• **WORK TASK**
A word-for-word copy of every entry below is required; the images do not belong in it.

--- INPUT DATA Enclosed Below ---

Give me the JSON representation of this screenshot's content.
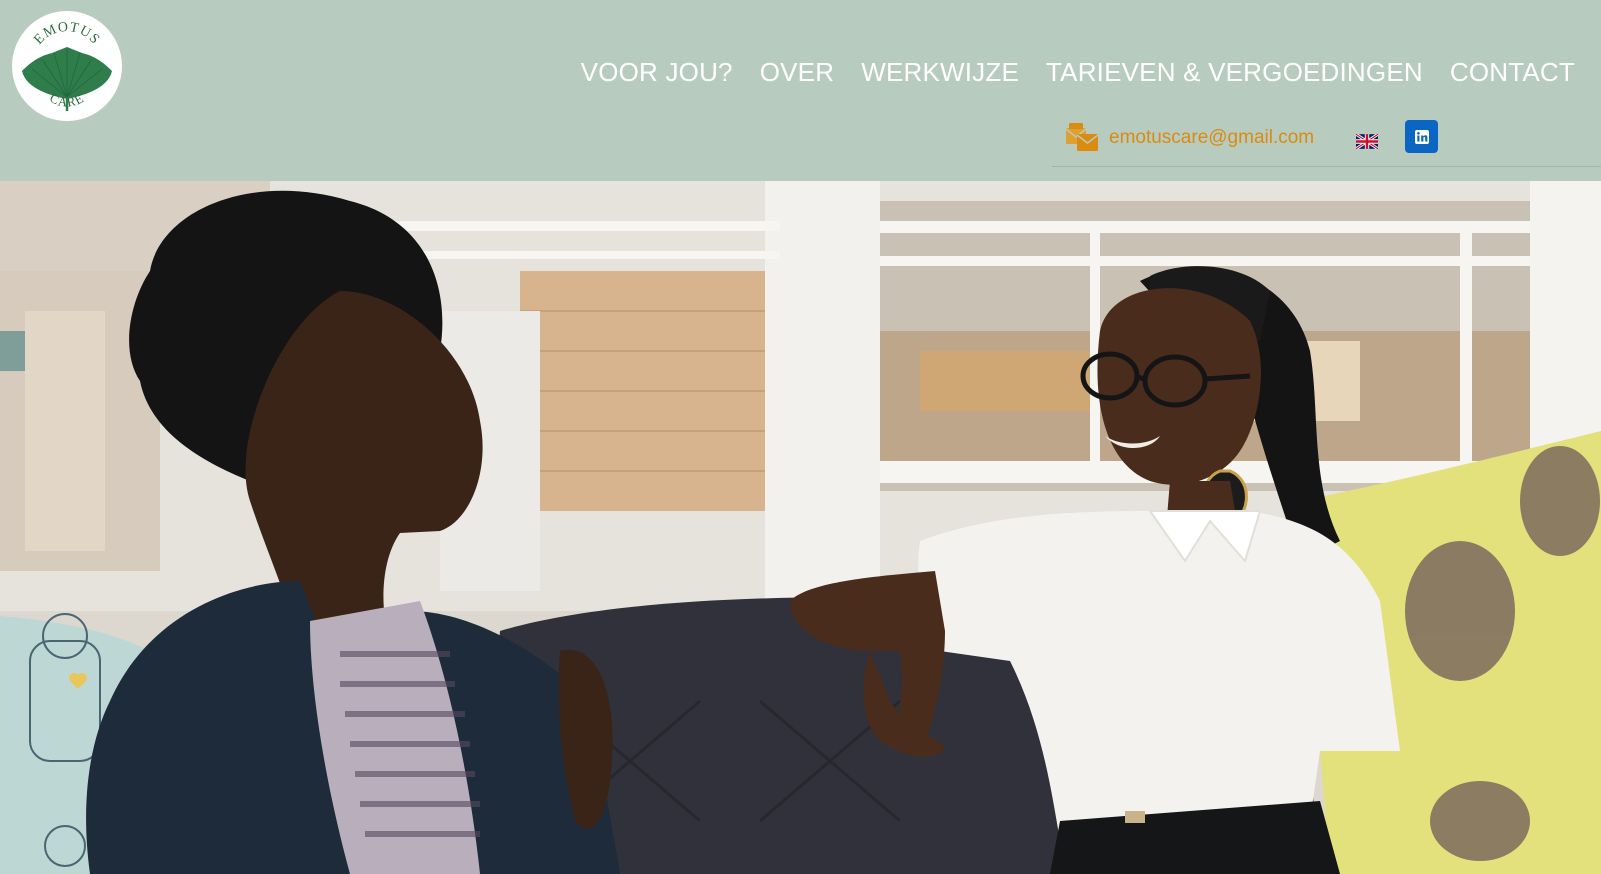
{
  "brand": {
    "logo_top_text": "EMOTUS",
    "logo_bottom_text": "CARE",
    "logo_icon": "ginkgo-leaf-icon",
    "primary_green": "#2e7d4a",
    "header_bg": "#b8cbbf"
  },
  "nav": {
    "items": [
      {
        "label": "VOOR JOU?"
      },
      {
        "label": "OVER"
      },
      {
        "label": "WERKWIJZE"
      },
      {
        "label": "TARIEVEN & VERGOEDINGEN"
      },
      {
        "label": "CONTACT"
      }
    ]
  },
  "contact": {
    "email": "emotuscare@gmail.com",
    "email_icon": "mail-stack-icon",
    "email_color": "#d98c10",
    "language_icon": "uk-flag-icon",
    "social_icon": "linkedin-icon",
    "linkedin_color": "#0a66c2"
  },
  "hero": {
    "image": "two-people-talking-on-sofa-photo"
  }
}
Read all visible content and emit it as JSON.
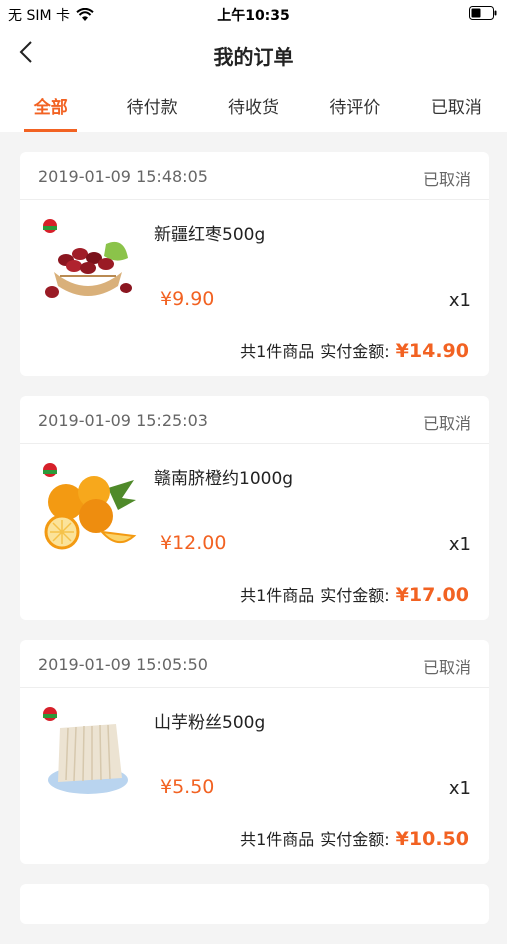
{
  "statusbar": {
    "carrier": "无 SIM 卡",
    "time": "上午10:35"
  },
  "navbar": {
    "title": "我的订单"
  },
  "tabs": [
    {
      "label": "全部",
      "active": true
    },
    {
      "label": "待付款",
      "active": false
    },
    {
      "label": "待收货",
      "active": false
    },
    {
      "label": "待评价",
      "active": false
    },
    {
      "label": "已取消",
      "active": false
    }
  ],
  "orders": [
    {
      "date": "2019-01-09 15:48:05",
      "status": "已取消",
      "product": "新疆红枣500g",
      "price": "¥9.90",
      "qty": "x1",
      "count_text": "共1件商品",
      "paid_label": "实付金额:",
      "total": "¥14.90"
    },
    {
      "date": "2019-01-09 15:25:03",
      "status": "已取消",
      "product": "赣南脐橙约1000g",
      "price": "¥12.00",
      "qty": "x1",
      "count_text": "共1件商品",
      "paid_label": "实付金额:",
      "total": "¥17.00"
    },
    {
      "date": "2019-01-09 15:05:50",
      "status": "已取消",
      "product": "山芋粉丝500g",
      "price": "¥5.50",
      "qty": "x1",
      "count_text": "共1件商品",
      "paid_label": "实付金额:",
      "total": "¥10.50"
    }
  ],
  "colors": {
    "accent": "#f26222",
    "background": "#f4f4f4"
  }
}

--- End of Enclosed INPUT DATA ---

• **REPLY**
Give me the JSON representation of this screenshot's content.
{
  "brand": {
    "logo_top_text": "EMOTUS",
    "logo_bottom_text": "CARE",
    "logo_icon": "ginkgo-leaf-icon",
    "primary_green": "#2e7d4a",
    "header_bg": "#b8cbbf"
  },
  "nav": {
    "items": [
      {
        "label": "VOOR JOU?"
      },
      {
        "label": "OVER"
      },
      {
        "label": "WERKWIJZE"
      },
      {
        "label": "TARIEVEN & VERGOEDINGEN"
      },
      {
        "label": "CONTACT"
      }
    ]
  },
  "contact": {
    "email": "emotuscare@gmail.com",
    "email_icon": "mail-stack-icon",
    "email_color": "#d98c10",
    "language_icon": "uk-flag-icon",
    "social_icon": "linkedin-icon",
    "linkedin_color": "#0a66c2"
  },
  "hero": {
    "image": "two-people-talking-on-sofa-photo"
  }
}
Read all visible content and emit it as JSON.
{
  "statusbar": {
    "carrier": "无 SIM 卡",
    "time": "上午10:35"
  },
  "navbar": {
    "title": "我的订单"
  },
  "tabs": [
    {
      "label": "全部",
      "active": true
    },
    {
      "label": "待付款",
      "active": false
    },
    {
      "label": "待收货",
      "active": false
    },
    {
      "label": "待评价",
      "active": false
    },
    {
      "label": "已取消",
      "active": false
    }
  ],
  "orders": [
    {
      "date": "2019-01-09 15:48:05",
      "status": "已取消",
      "product": "新疆红枣500g",
      "price": "¥9.90",
      "qty": "x1",
      "count_text": "共1件商品",
      "paid_label": "实付金额:",
      "total": "¥14.90"
    },
    {
      "date": "2019-01-09 15:25:03",
      "status": "已取消",
      "product": "赣南脐橙约1000g",
      "price": "¥12.00",
      "qty": "x1",
      "count_text": "共1件商品",
      "paid_label": "实付金额:",
      "total": "¥17.00"
    },
    {
      "date": "2019-01-09 15:05:50",
      "status": "已取消",
      "product": "山芋粉丝500g",
      "price": "¥5.50",
      "qty": "x1",
      "count_text": "共1件商品",
      "paid_label": "实付金额:",
      "total": "¥10.50"
    }
  ],
  "colors": {
    "accent": "#f26222",
    "background": "#f4f4f4"
  }
}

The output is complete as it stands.